Can we trust a government that has not funded the social determinants of health for the last 12 years? Can I trust them to make the right decisions for people on the lowest incomes? I have trouble thinking that they have these people at the top of their agenda and that they are thinking about what is best for them. Looking at their previous decisions, it seems they have other priorities. We need the media to be reporting more on the profits that are being made by the energy companies, there are huge inequalities, and we are not talking about them enough. At a structural level, that is what I want the media to cover, that absolute disinvestment in society that has led us to where we are now. On top of that disinvestment in society is a cost-of-living crisis and that is why the UK is suffering the most, because we have had 12 years of austerity, unlike other countries.

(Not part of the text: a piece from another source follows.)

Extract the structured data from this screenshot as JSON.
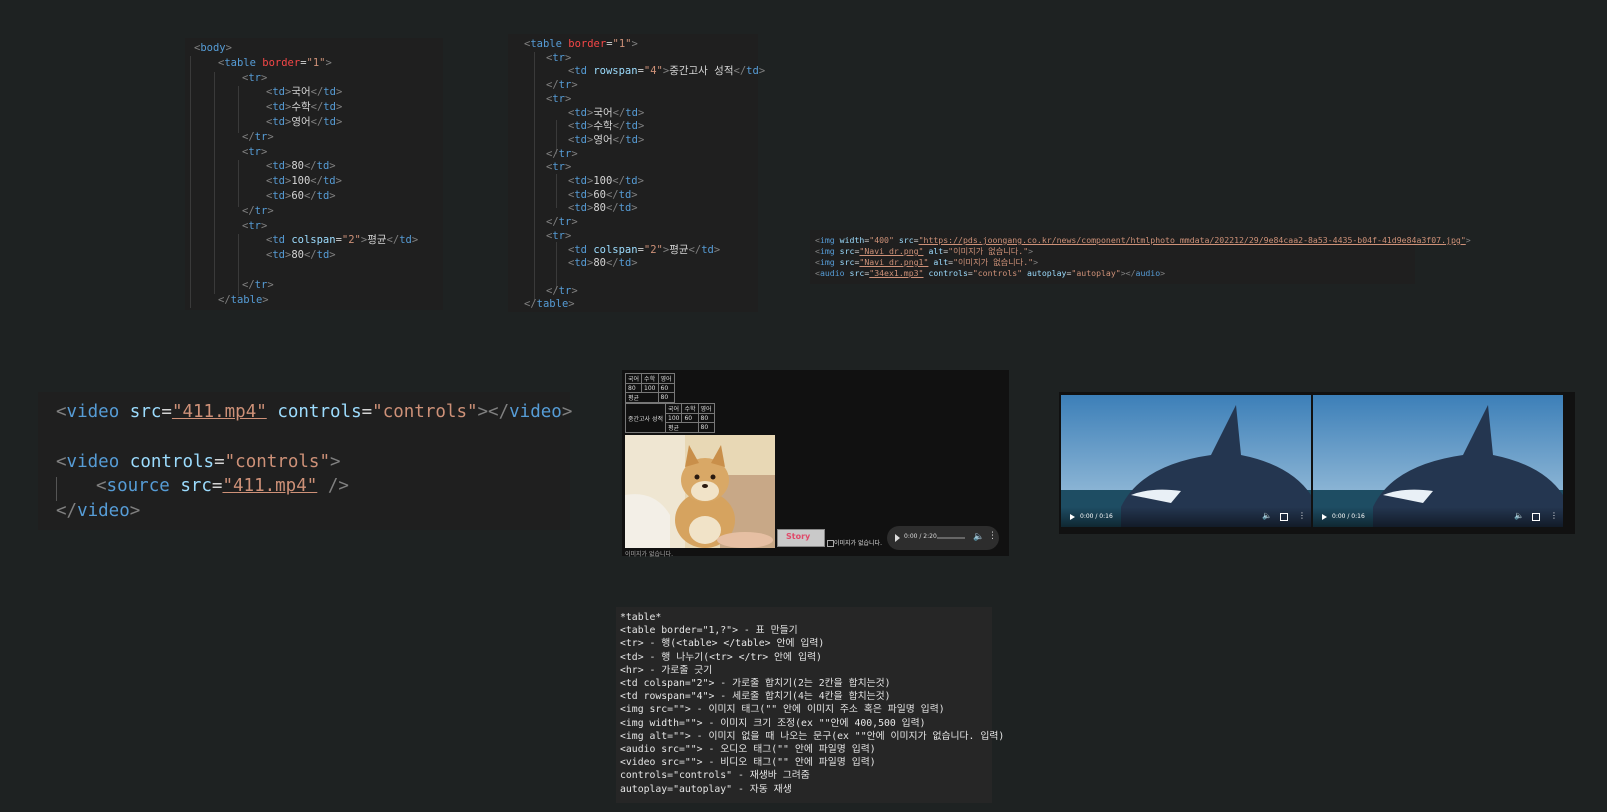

Everyone is exhausted, and we are going to get more tired. It will be bleak. I think we think it is tough now, but it is going to be much, much tougher by this point in April.
What is next for your efforts in this area?
We are working in a number of areas across England and Wales as well as internationally and with businesses. We are clear that there is no money in the system; we make recommendations, and what we have to do now is focus on systems working better together. When I talk to people on the ground, they all know that they can work better together. It is about getting the NHS to come and sit at that table, and not just when it is an emergency.
We have been contacted by various organisations and people who want to effect positive change, which is promising. It takes a brave person at the top to say we need to do something different, even at this moment of crisis. For example, we were contacted by Blackpool Trust; Blackpool is an area of very high deprivation, and they can see that if they keep doing the same thing, they are going to get the same result.
The NHS in some ways has always been in a crisis, there have always been waiting lists, but unless we try and address some of these issues in partnership outside of the NHS, that revolving door is just going to get busier and busier, particularly as we age, but also as the cost-of-living crisis worsens. We used to talk about this in terms of ageing, but now we would say things are getting worse because of the cost-of-living crisis.
I have been interviewing people at the top leadership levels in the NHS about health inequalities. One of them was telling me about how difficult it was, and I asked them how they stay motivated given all these difficulties and budget cuts etc. They told me that when it works, it makes everything worthwhile because you can see the patients that you have helped. They are personally driven to help people. We have to try and help the system and work better together.
Dr Tammy Boyce
Senior Research Associate
UCL Institute of Health Equity